Finding What Was Lost: The Lost Records Localities Digital Collection
The Lost Records Localities Digital Collection consists of copies of records from counties or incorporated cities that have suffered significant record loss due to intense military activity (predominantly during the Civil War), courthouse fires, theft, vandalism, water damage, pest damage, and/or natural disasters. Copies are made from surviving records such as wills and deeds found in the court records of other localities as part of chancery and other circuit court records processing projects. The “lost” documents are digitally scanned and the images and pertinent information are added to the Lost Records Localities Digital Collection available on Virginia Memory.

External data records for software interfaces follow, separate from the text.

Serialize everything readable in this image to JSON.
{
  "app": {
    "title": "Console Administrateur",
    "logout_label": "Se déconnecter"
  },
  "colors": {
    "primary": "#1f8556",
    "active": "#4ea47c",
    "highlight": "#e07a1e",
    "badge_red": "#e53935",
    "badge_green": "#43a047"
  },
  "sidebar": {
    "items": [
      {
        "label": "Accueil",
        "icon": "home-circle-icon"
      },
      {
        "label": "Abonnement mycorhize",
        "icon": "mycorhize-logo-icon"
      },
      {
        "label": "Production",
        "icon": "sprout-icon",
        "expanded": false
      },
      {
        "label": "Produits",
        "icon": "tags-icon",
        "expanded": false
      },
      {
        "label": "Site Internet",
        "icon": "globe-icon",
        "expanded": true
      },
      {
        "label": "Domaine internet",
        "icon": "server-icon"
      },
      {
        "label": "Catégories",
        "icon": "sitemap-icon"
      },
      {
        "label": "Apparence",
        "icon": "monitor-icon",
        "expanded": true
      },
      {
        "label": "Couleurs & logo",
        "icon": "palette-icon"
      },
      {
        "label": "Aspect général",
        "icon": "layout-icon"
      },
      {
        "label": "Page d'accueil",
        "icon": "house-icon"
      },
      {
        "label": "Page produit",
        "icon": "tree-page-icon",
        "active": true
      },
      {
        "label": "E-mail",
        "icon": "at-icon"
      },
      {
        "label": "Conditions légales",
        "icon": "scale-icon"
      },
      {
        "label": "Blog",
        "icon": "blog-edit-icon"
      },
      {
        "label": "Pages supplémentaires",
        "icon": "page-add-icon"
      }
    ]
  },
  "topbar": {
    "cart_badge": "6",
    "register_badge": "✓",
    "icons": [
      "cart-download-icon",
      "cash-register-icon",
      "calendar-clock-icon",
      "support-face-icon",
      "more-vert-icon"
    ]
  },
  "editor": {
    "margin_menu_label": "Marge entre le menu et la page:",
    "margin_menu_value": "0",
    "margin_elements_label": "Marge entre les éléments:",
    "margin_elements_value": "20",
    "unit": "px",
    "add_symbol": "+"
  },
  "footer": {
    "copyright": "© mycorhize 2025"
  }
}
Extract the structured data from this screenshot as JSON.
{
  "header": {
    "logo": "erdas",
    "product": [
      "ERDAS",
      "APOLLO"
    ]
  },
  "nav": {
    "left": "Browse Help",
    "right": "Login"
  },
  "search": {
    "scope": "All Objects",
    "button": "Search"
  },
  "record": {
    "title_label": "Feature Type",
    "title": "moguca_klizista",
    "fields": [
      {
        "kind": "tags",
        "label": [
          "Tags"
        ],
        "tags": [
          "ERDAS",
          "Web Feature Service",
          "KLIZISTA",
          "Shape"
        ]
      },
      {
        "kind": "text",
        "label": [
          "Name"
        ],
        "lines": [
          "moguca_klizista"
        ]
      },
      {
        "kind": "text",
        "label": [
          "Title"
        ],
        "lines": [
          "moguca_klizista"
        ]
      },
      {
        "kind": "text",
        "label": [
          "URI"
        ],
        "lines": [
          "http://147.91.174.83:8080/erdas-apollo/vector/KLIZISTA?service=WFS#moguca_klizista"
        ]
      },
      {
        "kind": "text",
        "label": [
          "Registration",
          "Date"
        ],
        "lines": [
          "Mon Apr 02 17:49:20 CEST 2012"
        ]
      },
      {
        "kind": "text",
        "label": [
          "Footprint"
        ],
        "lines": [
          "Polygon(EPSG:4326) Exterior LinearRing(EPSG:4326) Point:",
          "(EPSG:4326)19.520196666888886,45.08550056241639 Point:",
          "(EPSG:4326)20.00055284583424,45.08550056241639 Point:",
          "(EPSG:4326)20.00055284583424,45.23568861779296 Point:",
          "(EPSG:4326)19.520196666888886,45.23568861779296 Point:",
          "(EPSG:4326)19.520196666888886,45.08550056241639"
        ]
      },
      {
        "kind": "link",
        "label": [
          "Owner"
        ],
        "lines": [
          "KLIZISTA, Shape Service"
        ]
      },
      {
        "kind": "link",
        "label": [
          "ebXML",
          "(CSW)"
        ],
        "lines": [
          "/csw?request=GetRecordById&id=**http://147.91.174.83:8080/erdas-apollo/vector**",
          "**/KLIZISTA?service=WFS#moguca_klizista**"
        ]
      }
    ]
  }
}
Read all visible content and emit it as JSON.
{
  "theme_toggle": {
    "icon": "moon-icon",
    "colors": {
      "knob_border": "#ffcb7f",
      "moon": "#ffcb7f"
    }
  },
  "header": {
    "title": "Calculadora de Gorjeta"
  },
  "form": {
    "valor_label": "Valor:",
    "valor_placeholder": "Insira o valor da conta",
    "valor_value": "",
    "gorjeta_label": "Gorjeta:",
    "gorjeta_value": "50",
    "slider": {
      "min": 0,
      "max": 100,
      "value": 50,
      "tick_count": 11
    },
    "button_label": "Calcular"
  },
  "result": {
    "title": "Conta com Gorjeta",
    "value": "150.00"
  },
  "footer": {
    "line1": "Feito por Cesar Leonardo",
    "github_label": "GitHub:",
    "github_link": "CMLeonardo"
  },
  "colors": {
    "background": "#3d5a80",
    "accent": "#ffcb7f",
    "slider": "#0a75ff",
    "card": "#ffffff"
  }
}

The Lost Records Localities project has been an ongoing one for the Library of Virginia for decades. During the mid-1910’s, Virginia’s first state archivist Morgan P. Robinson sent a letter to all clerks inquiring about the state of the records in their courthouses. Many responded saying the records were destroyed during the American Revolution, Civil War, courthouse fire, etc. The coming of the Circuit Court Records Preservation Program in the early 1990’s continued this project and enabled the hiring of additional archival staff to process circuit court records, mainly chancery causes. While processing chancery, archivists identify documents from localities that suffered loss of records–a Will of Matthew Koon, 1731, recorded in Stafford County and used as an exhibit in a Fauquier County chancery cause or an 1800 Hanover County deed used as an exhibit in an Isle of Wight County chancery cause. The “lost” documents are scanned, identified, indexed, and placed into an artificial digital collection that is now known as the Lost Records Localities Collection.
Digital images and catalog records for items in the collection are uploaded to the Lost Records Digital Collection and made available for patrons to search. Recently, a new search feature was added to enable patrons to search by name of person, record type, and locality. Additional records will be added to the digital collection periodically as our archivists continue to identify “lost” documents in the records they process. Please check back as this is an ongoing project.
For more information and a listing of lost records localities, see the Lost Records Research Note.
-Greg Crawford, Local Records Coordinator